Dataset rows describing interfaces
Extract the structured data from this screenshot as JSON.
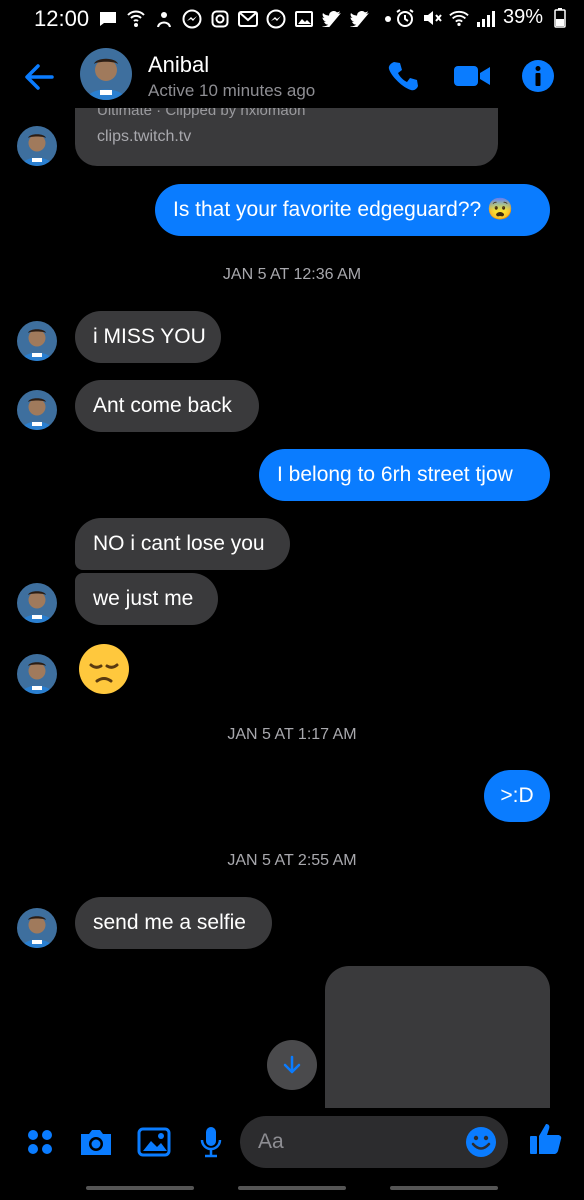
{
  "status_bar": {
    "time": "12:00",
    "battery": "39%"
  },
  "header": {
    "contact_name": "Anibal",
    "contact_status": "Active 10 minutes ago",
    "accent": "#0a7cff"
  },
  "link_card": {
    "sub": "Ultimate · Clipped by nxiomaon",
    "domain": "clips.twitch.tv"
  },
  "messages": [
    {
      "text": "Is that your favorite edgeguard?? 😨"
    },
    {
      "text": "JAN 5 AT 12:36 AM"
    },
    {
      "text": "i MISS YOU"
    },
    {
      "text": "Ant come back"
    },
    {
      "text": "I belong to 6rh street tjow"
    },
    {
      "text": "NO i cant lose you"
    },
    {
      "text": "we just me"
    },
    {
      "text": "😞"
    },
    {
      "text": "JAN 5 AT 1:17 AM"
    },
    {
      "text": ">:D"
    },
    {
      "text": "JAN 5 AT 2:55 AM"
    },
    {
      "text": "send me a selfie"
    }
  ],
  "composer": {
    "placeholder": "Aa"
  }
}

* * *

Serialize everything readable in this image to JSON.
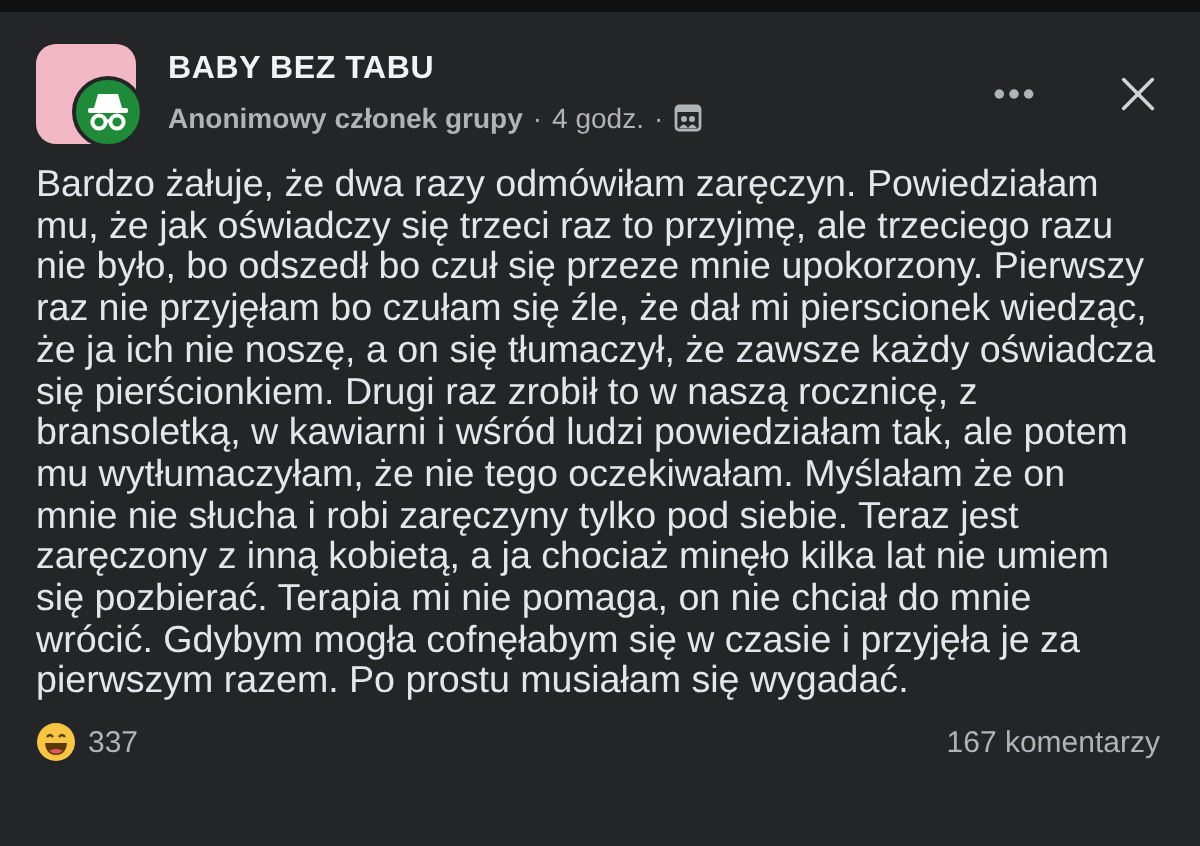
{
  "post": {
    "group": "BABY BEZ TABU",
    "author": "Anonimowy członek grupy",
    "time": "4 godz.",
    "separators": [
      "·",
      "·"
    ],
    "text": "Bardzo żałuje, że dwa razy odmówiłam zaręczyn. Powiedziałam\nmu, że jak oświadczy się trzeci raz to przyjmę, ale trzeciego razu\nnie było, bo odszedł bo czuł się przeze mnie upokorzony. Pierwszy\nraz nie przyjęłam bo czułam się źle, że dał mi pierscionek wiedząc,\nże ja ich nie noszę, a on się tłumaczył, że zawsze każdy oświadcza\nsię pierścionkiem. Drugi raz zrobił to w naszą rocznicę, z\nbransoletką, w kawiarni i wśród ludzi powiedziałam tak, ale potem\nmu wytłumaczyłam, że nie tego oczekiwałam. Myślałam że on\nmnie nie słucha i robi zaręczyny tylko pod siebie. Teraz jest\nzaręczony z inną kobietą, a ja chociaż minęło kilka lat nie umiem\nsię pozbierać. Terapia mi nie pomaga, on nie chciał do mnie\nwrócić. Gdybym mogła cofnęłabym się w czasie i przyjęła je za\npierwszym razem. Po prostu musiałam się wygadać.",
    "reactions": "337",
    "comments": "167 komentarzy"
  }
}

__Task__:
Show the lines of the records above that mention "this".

__Answer to the problem__:
Extract the structured data from this screenshot as JSON.
Serialize everything readable in this image to JSON.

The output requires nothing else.